Paul Mariah (1937-1996) is one of several forgotten San Francisco poets, and it was thus something of a surprise to discover his Spoon Ring poem in an anthology published this year entitled Persistent Voices: Poetry by Writers Lost to AIDS.
To make a spoon ring, you lop off the business end of a silver or silver-plated spoon and bend the upper handle around something hard and hammer it into a ring. I suppose the idea is to make a ring of high-quality metal without spending money.
It seems to be an ongoing occupation.
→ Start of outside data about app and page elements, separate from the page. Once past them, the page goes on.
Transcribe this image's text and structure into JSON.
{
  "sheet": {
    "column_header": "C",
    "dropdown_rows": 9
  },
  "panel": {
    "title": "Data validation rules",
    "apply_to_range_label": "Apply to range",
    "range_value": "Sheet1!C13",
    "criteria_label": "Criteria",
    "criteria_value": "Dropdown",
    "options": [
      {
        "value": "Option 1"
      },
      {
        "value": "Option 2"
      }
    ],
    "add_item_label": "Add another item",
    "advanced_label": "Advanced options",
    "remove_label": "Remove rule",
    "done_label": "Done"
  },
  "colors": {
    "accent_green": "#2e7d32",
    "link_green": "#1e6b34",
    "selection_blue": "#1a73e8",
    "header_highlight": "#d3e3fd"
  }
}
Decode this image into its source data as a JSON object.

I was messing around in the sidewalk artists’ stalls at the foot of Market Street recently while waiting for the 31–Balboa to make one of its infrequent appearances when I came across a craftsperson who had a whole table filled with shiny spoon rings, which gave me the idea to post Paul’s poem as it appeared in the AIDS anthology.
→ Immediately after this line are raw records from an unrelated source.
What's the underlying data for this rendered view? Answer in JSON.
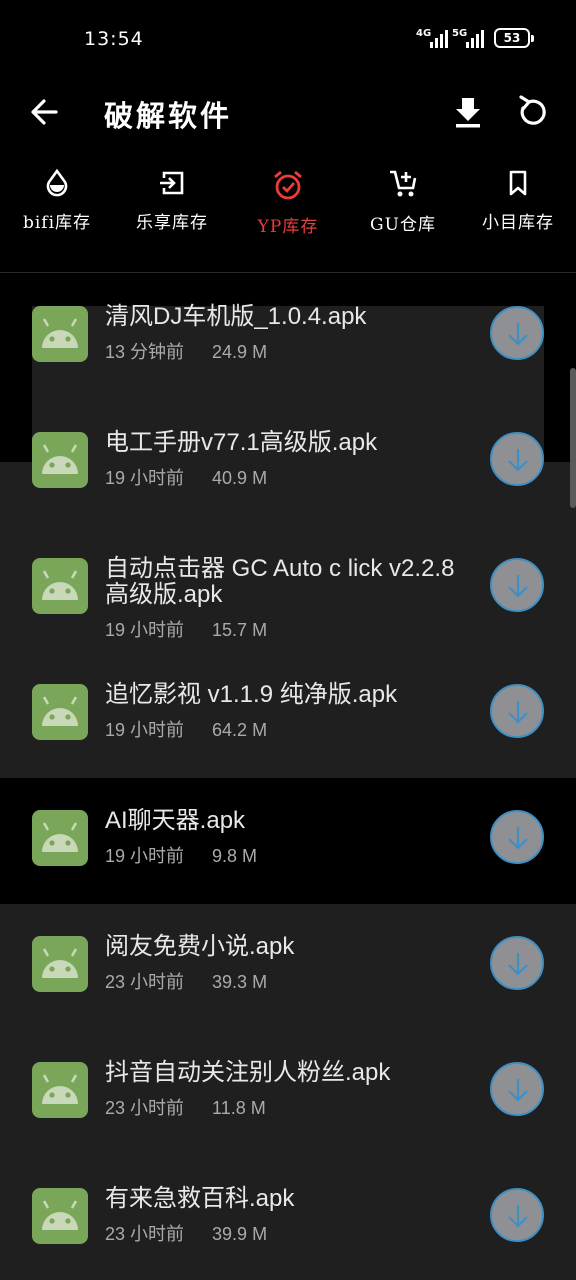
{
  "status": {
    "time": "13:54",
    "signal1": "4G",
    "signal2": "5G",
    "battery": "53"
  },
  "header": {
    "title": "破解软件",
    "back_icon": "arrow-left-icon",
    "download_icon": "download-icon",
    "refresh_icon": "refresh-icon"
  },
  "tabs": [
    {
      "label": "bifi库存",
      "icon": "drop-icon",
      "active": false
    },
    {
      "label": "乐享库存",
      "icon": "login-icon",
      "active": false
    },
    {
      "label": "YP库存",
      "icon": "alarm-check-icon",
      "active": true
    },
    {
      "label": "GU仓库",
      "icon": "cart-add-icon",
      "active": false
    },
    {
      "label": "小目库存",
      "icon": "bookmark-icon",
      "active": false
    }
  ],
  "colors": {
    "accent": "#ee3b3b",
    "app_icon": "#79a658",
    "download_border": "#3e8fc4",
    "background": "#000000",
    "panel": "#1f1f1f"
  },
  "files": [
    {
      "name": "清风DJ车机版_1.0.4.apk",
      "time": "13 分钟前",
      "size": "24.9 M"
    },
    {
      "name": "电工手册v77.1高级版.apk",
      "time": "19 小时前",
      "size": "40.9 M"
    },
    {
      "name": "自动点击器 GC Auto  c lick v2.2.8 高级版.apk",
      "time": "19 小时前",
      "size": "15.7 M"
    },
    {
      "name": "追忆影视 v1.1.9 纯净版.apk",
      "time": "19 小时前",
      "size": "64.2 M"
    },
    {
      "name": "AI聊天器.apk",
      "time": "19 小时前",
      "size": "9.8 M"
    },
    {
      "name": "阅友免费小说.apk",
      "time": "23 小时前",
      "size": "39.3 M"
    },
    {
      "name": "抖音自动关注别人粉丝.apk",
      "time": "23 小时前",
      "size": "11.8 M"
    },
    {
      "name": "有来急救百科.apk",
      "time": "23 小时前",
      "size": "39.9 M"
    }
  ]
}
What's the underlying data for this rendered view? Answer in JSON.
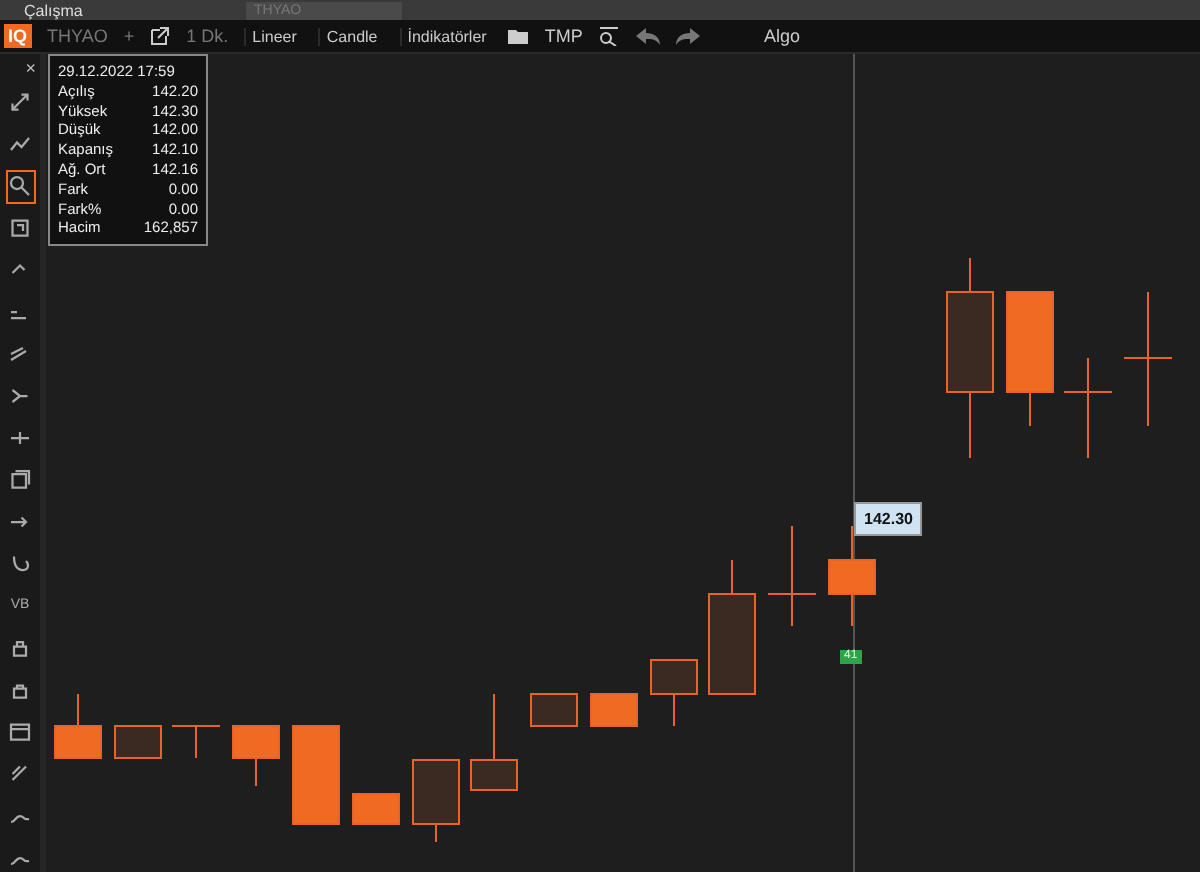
{
  "top_bar": {
    "workspace": "Çalışma",
    "symbol_field": "THYAO"
  },
  "toolbar": {
    "logo": "IQ",
    "symbol": "THYAO",
    "add": "+",
    "interval": "1 Dk.",
    "buttons": [
      "Lineer",
      "Candle",
      "İndikatörler"
    ],
    "template": "TMP",
    "algo": "Algo"
  },
  "tool_panel": {
    "close": "×",
    "tools": [
      {
        "kind": "icon",
        "selected": false
      },
      {
        "kind": "icon",
        "selected": false
      },
      {
        "kind": "icon",
        "selected": true
      },
      {
        "kind": "icon",
        "selected": false
      },
      {
        "kind": "icon",
        "selected": false
      },
      {
        "kind": "icon",
        "selected": false
      },
      {
        "kind": "icon",
        "selected": false
      },
      {
        "kind": "icon",
        "selected": false
      },
      {
        "kind": "icon",
        "selected": false
      },
      {
        "kind": "icon",
        "selected": false
      },
      {
        "kind": "icon",
        "selected": false
      },
      {
        "kind": "icon",
        "selected": false
      },
      {
        "kind": "text",
        "label": "VB",
        "selected": false
      },
      {
        "kind": "icon",
        "selected": false
      },
      {
        "kind": "icon",
        "selected": false
      },
      {
        "kind": "icon",
        "selected": false
      },
      {
        "kind": "icon",
        "selected": false
      },
      {
        "kind": "icon",
        "selected": false
      },
      {
        "kind": "icon",
        "selected": false
      }
    ]
  },
  "info_panel": {
    "datetime": "29.12.2022 17:59",
    "rows": [
      {
        "label": "Açılış",
        "value": "142.20"
      },
      {
        "label": "Yüksek",
        "value": "142.30"
      },
      {
        "label": "Düşük",
        "value": "142.00"
      },
      {
        "label": "Kapanış",
        "value": "142.10"
      },
      {
        "label": "Ağ. Ort",
        "value": "142.16"
      },
      {
        "label": "Fark",
        "value": "0.00"
      },
      {
        "label": "Fark%",
        "value": "0.00"
      },
      {
        "label": "Hacim",
        "value": "162,857"
      }
    ]
  },
  "chart": {
    "price_label": "142.30",
    "volume_marker": "41"
  }
}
It refers to his imprisonment in the mid- or early 60’s at Menard Correctional Center in Illinois, where he ridiculously served time for 1) having gay sex, and 2) doing so with someone under 18. The poem describes how spoons would disappear from the prisoners’ mess hall and re-emerge for use as newly-created knives, or else as lovers’ rings.
Rich Tagett, who ran Manroot Press together with Paul, informed me that this was one of three poems on the subject, that it was originally published in The Spoon Ring by Peter Kilgore, Contraband Press, Portland, Maine, 1973. It was republished from the original with a prelude about Paul’s prison experience and a photo of the author upon release by Manroot Books, 1974. It was anthologized in Angels of the Lyre, 1975, and appeared in Paul’s selected poems This Light Will Spread, 1978.
This poem adheres to the standards established by the California School of Perceptual Palpability.